For the entries that follow, report how many lines include the word "código" and add nothing.
RECORD SET START
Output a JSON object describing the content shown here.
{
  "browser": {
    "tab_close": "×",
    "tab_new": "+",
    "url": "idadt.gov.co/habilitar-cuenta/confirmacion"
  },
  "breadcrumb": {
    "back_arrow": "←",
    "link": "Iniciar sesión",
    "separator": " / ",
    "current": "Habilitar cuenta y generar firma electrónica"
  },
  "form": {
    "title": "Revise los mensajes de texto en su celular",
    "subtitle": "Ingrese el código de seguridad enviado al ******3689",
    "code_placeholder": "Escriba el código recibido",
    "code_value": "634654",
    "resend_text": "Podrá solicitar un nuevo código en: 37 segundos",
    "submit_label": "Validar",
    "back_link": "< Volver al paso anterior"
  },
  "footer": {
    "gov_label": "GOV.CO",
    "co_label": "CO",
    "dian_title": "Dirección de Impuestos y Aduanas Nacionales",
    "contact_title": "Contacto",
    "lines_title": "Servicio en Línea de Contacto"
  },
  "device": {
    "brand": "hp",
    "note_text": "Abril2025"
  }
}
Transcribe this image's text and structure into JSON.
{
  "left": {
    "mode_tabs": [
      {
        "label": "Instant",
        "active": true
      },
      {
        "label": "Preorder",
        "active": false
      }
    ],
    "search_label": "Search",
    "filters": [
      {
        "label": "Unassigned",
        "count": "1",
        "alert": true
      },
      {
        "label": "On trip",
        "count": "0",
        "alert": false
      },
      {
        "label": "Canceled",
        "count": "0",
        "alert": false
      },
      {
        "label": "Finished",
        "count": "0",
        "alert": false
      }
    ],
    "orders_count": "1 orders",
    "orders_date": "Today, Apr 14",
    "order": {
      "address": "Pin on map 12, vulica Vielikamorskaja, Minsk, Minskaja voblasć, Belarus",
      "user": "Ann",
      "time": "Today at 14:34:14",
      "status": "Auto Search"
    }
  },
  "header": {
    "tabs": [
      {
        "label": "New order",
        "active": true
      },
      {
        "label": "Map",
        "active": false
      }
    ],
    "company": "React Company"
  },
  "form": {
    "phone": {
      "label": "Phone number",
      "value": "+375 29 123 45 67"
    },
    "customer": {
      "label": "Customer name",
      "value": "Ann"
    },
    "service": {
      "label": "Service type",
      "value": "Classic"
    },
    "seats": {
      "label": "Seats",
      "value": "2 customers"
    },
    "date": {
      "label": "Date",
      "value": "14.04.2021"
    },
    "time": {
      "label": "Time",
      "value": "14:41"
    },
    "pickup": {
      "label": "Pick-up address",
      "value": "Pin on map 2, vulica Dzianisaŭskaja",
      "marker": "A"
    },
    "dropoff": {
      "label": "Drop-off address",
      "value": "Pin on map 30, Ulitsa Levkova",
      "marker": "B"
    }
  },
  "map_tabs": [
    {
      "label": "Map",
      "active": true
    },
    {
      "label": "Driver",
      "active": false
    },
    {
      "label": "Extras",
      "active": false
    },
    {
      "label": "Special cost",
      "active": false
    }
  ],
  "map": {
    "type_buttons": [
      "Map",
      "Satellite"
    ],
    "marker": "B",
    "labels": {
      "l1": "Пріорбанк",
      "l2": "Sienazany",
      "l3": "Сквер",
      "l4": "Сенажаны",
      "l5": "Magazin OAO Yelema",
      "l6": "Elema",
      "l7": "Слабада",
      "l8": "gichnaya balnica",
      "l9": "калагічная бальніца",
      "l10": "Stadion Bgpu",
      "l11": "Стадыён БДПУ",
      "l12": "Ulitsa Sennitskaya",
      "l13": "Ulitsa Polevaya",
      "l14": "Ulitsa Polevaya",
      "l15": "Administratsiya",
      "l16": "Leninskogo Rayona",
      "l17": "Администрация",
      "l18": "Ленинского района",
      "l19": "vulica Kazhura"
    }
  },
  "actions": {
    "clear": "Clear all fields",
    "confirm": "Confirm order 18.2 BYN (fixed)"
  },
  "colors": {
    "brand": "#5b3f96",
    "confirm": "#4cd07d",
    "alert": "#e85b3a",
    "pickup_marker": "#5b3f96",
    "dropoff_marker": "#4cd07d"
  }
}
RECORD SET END
• TASK RESPONSE: 3